Partisanship certainly led many Republicans to vote for an unqualified candidate—but is negative partisanship really more of a factor there than positive partisanship? In the Alabama election, some Republican partisans argued that voting for Moore was the right thing to do because Democrats were the evil party of abortion. That qualifies as negative partisanship. But other Republicans simply refused to believe that Moore had raped women and harassed children because they saw him as a “folk hero.”

In similar fashion, many Democrats refused to believe Al Franken’s multiple accusers, because they liked Franken, and he was on their team. Positive partisanship can be as toxic as negative partisanship, given the right circumstances.

The evils attributed to negative partisanship aren’t really about negative partisanship, for the most part. They’re about the growing dysfunction, authoritarianism, and racism of the GOP. In a 2015 study of the rise of negative partisanship, Alan Abramowitz and Steven Webster report that “One of the most important factors contributing to the rise of negative partisanship in the United States in recent years has been a growing racial divide between the two major parties.”

Since the 1990s at least, the Democratic party has cultivated the votes of African-Americans, Latinos, Asians, and other people of color.

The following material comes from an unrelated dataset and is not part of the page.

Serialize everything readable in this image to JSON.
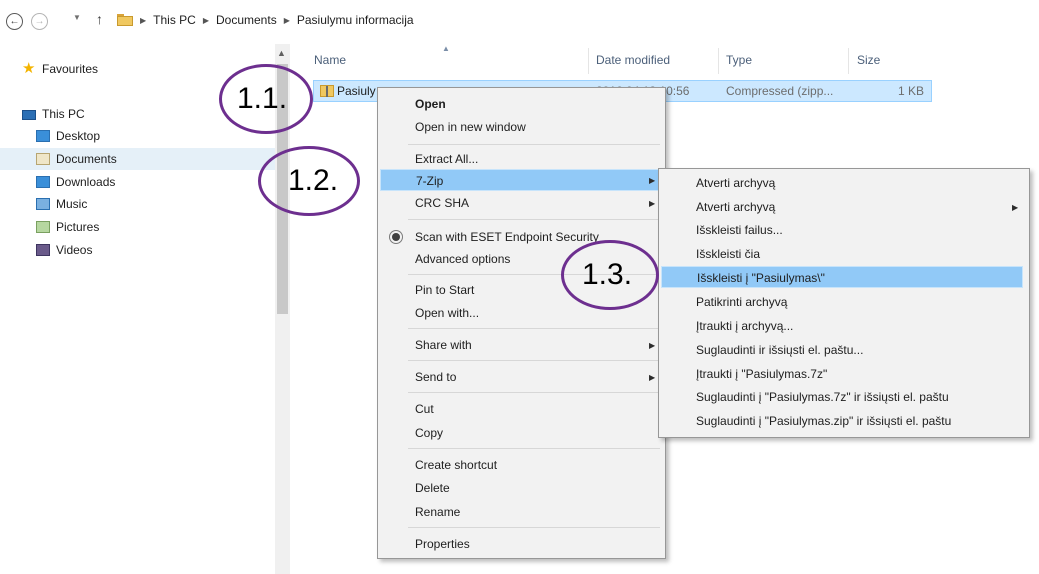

Meanwhile, Republicans have hardened into a white-identity party. As Ta-Nehisi Coates pointed out, Trump “is a white man who would not be president were it not for this fact.” Trump had no qualifications for office, was accused by multiple women of sexual assault, confessed on tape to sexually assaulting women, and manifestly had no grasp of policy. White identity (positive partisanship) and hatred of nonwhite people (negative partisanship) kept his coalition together. But the toxic part there isn’t that people form coalitions by identifying with one party and rejecting the other. The toxic part is that the coalition in question is built around racism and white supremacy.

Polarization actually has benefits, as Abramowitz has explained in interviews. When parties have clearly different positions, then people know what they’re voting for. “It’s healthier to have parties that actually stand for something than to have the situation that we had 50 or 40 years ago, when you really didn’t know what the parties stood for because there was so much overlap between them,” Abramowitz noted. A healthy democracy should have distinct parties with clear policy differences, so that citizens know clearly why they like the one and dislike the other. People want to get their own people in power; they want to throw the other bums out. There’s nothing wrong with either of those impulses. Negative partisanship, like positive partisanship, is a normal, and even necessary part of democracy.

While negative partisanship is normal, the current Republican Party is not. The problem with Trump isn’t that people despise him. It’s not even that people voted for him because they despised the other candidate. The problem with Trump is that he is an incompetent grifter, a bigot, and an authoritarian—and that, despite his manifest flaws, the Republican party allowed him to hijack their nomination process. Negative partisanship isn’t the enemy. The enemy is fascism.